Section D sets the CLASSPATH (the location and the name where the Excel Java APIs can be found) and creates a workbook. As I mentioned, you can create a workbook either from scratch or from an existing workbook. In this case, I chose to open the workbook and retrieve the rows already on the sheet, because I will write past these. The RPG code for creating a workbook with one sheet from a template is the equivalent of the following Java instructions:
new POIFSFileSystem(new FileInputStream("template.xls"));
HSSFWorkbook wb = new HSSFWorkbook(fs);
HSSFSheet sheet = wb.getSheetAt(0);
Creating a workbook from scratch is simpler:
HSSFSheet sheet = wb.createSheet();
Section E: Formatting
In Section E, I prepared formatting patterns to apply to some cells, such as bold, center, and wordwrap. You can easily add colors and borders.
If the user needs column headers, write a new row. The next section adds cells with headers. The RPG code for creating rows is the equivalent of this Java code:
Section F: Set Record Buffer Addresses
When the program flow reaches Section F, each occurrence of the multiple SQLDA structure contains in each entry the field name, type, length and, if numeric, the precision. Before fetching rows, however, you must set the address where the SQL QSQPRCED API will put each column's data. I defined a raw record of 32,000 bytes whose address will be put in the first occurrence; other addresses will be increased by the length of the preceding field and stored in the following occurrences.
If the user needs a title, I create a row for it, and I also create the number of cells requested. These cells are then joined together in a Java object called region. This is the Java code; you can see how it has been ported to RPG:
((int rowFrom, short colFrom, int rowTo, short colTo));

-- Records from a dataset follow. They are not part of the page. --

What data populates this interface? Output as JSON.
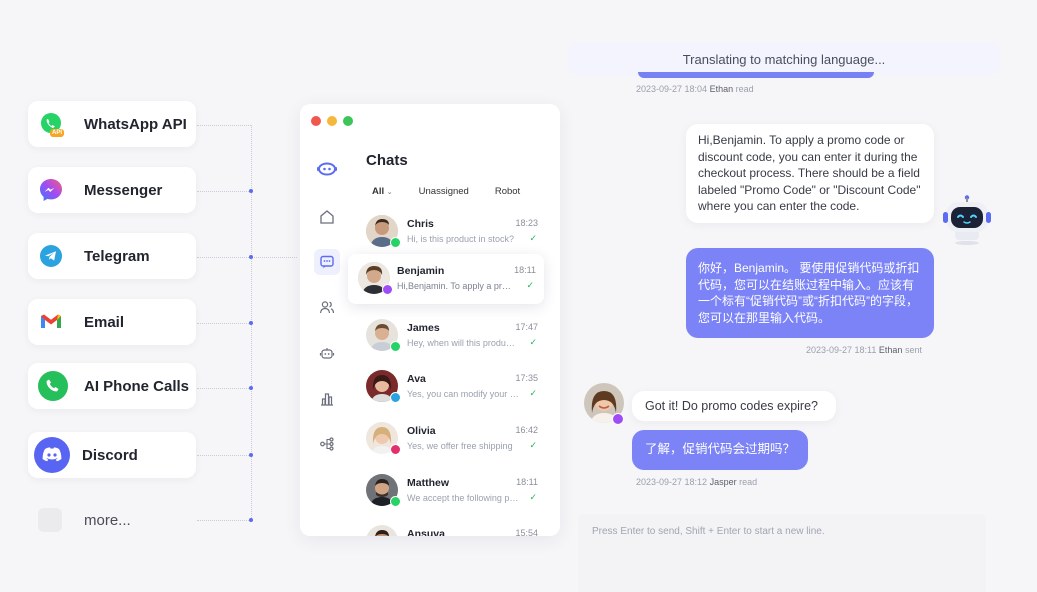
{
  "channels": [
    {
      "label": "WhatsApp API",
      "icon": "whatsapp-icon",
      "badge": "API"
    },
    {
      "label": "Messenger",
      "icon": "messenger-icon"
    },
    {
      "label": "Telegram",
      "icon": "telegram-icon"
    },
    {
      "label": "Email",
      "icon": "gmail-icon"
    },
    {
      "label": "AI Phone Calls",
      "icon": "phone-icon"
    },
    {
      "label": "Discord",
      "icon": "discord-icon"
    },
    {
      "label": "more...",
      "icon": "more-icon"
    }
  ],
  "window": {
    "traffic_colors": [
      "#f0584f",
      "#f5b83a",
      "#3dc55a"
    ],
    "rail_icons": [
      "logo-icon",
      "home-icon",
      "chat-icon",
      "contacts-icon",
      "bot-icon",
      "analytics-icon",
      "flow-icon"
    ],
    "chats_title": "Chats",
    "filters": [
      "All",
      "Unassigned",
      "Robot"
    ],
    "chats": [
      {
        "name": "Chris",
        "time": "18:23",
        "preview": "Hi, is this product in stock?",
        "channel": "whatsapp",
        "check": "✓"
      },
      {
        "name": "Benjamin",
        "time": "18:11",
        "preview": "Hi,Benjamin. To apply a promo code",
        "channel": "messenger",
        "check": "✓"
      },
      {
        "name": "James",
        "time": "17:47",
        "preview": "Hey, when will this product ship?",
        "channel": "whatsapp",
        "check": "✓"
      },
      {
        "name": "Ava",
        "time": "17:35",
        "preview": "Yes, you can modify your order",
        "channel": "telegram",
        "check": "✓"
      },
      {
        "name": "Olivia",
        "time": "16:42",
        "preview": "Yes, we offer free shipping",
        "channel": "instagram",
        "check": "✓"
      },
      {
        "name": "Matthew",
        "time": "18:11",
        "preview": "We accept the following payments",
        "channel": "whatsapp",
        "check": "✓"
      },
      {
        "name": "Ansuva",
        "time": "15:54",
        "preview": "",
        "channel": "",
        "check": ""
      }
    ]
  },
  "conversation": {
    "translating": "Translating to matching language...",
    "meta1": {
      "time": "2023-09-27 18:04",
      "who": "Ethan",
      "status": "read"
    },
    "bot_message": "Hi,Benjamin. To apply a promo code or discount code, you can enter it during the checkout process. There should be a field labeled \"Promo Code\" or \"Discount Code\" where you can enter the code.",
    "translated_message": "你好，Benjamin。 要使用促销代码或折扣代码，您可以在结账过程中输入。应该有一个标有“促销代码”或“折扣代码”的字段，您可以在那里输入代码。",
    "meta2": {
      "time": "2023-09-27 18:11",
      "who": "Ethan",
      "status": "sent"
    },
    "customer_message": "Got it! Do promo codes expire?",
    "customer_translated": "了解，促销代码会过期吗？",
    "meta3": {
      "time": "2023-09-27 18:12",
      "who": "Jasper",
      "status": "read"
    },
    "input_placeholder": "Press Enter to send,  Shift + Enter to start a new line."
  },
  "colors": {
    "accent": "#7b83f6",
    "whatsapp": "#25d366",
    "messenger": "#a04cf5",
    "telegram": "#2aa3e0",
    "discord": "#5865f2"
  }
}
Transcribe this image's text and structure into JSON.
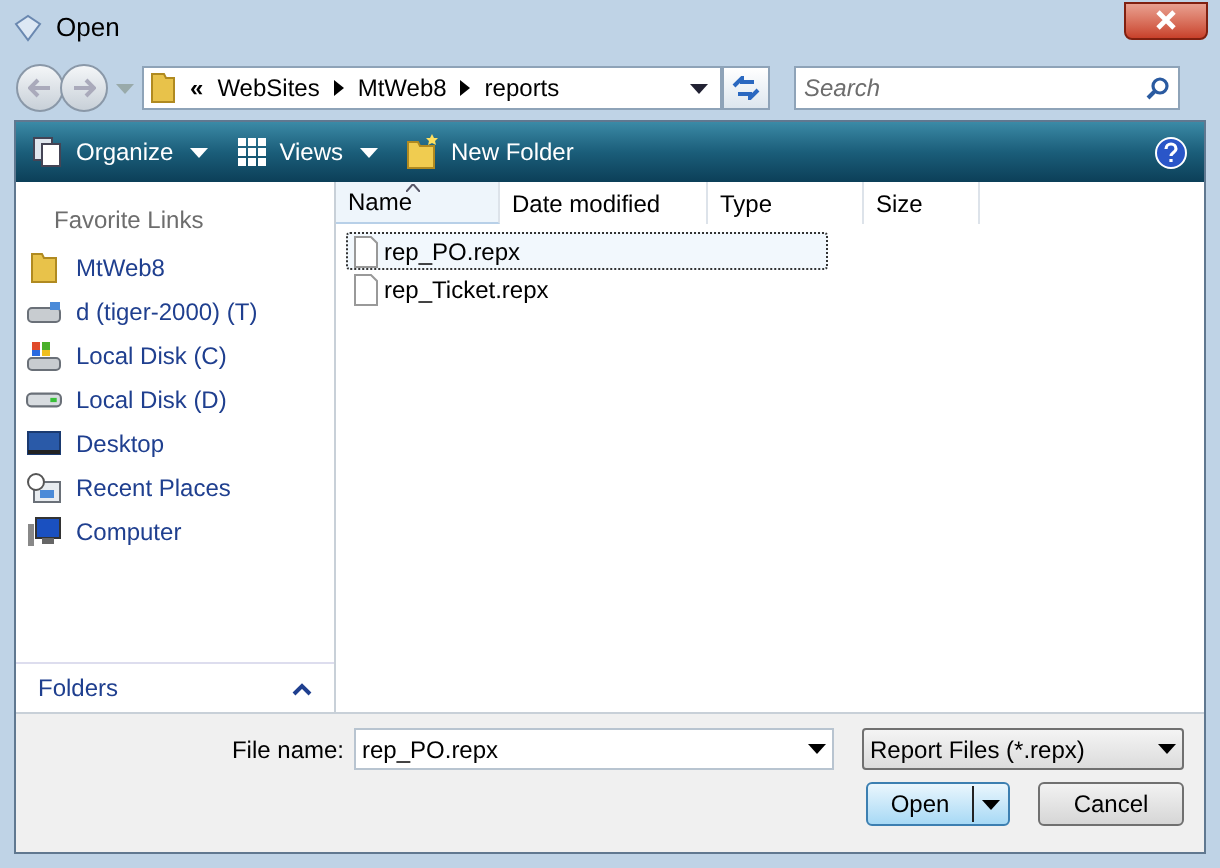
{
  "window": {
    "title": "Open"
  },
  "address": {
    "overflow": "«",
    "crumbs": [
      "WebSites",
      "MtWeb8",
      "reports"
    ]
  },
  "search": {
    "placeholder": "Search"
  },
  "toolbar": [
    {
      "label": "Organize",
      "kind": "organize"
    },
    {
      "label": "Views",
      "kind": "views"
    },
    {
      "label": "New Folder",
      "kind": "newfolder"
    }
  ],
  "sidebar": {
    "heading": "Favorite Links",
    "items": [
      {
        "label": "MtWeb8",
        "kind": "folder"
      },
      {
        "label": "d (tiger-2000) (T)",
        "kind": "netdrive"
      },
      {
        "label": "Local Disk (C)",
        "kind": "sysdrive"
      },
      {
        "label": "Local Disk (D)",
        "kind": "drive"
      },
      {
        "label": "Desktop",
        "kind": "desktop"
      },
      {
        "label": "Recent Places",
        "kind": "recent"
      },
      {
        "label": "Computer",
        "kind": "computer"
      }
    ],
    "folders": "Folders"
  },
  "columns": [
    "Name",
    "Date modified",
    "Type",
    "Size"
  ],
  "files": [
    {
      "name": "rep_PO.repx",
      "selected": true
    },
    {
      "name": "rep_Ticket.repx",
      "selected": false
    }
  ],
  "file_name": {
    "label": "File name:",
    "value": "rep_PO.repx"
  },
  "file_type": "Report Files (*.repx)",
  "buttons": [
    {
      "label": "Open",
      "kind": "split"
    },
    {
      "label": "Cancel",
      "kind": "plain"
    }
  ]
}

If the user needs column headers, I use the information available in the SQLDA structure within subfield SQLNAME to write and format header cells and to store the length of each column header that will be used later to set each column width. The RPG code to create and populate header cells is the equivalent of this Java code:
cell.setCellValue(colHeader); // set the header text
cell.setCellStyle(style); // apply the style (bold,center,etc)
Section G: Open the Cursor
At Section G, I'm ready to open the cursor and fetch records one a time with repeated QSQPRCED calls. For each record, I create a new row (you have just seen how to do it), and then I loop through the SQLDA occurrences to get each field value. If the nullfield indicator is on, I just write a cell with a blank value; otherwise, I use the addresses that I stored in the previous section to move data from the buffer into the cell with the CPYBLA MI function.
Characters can be moved as they are, but numbers are available in buffer in their original format (signed or packed) with no decimal point. These numbers are moved into a generic signed or packed 31-byte field, converted into a float number with the proper precision retrieved from SQLDA, and moved into the cell. Figures with two decimal positions are edited with sign, comma separators, and two digits after the decimal point; other figures are edited in float mode (only significant digits after the decimal point are printed).
Section H: Set the Column Width
Finally, I free all Java objects and turn *inlr on.
Les jeux sont faits! You'll find your .xls ready to use in your IFS folder. Free!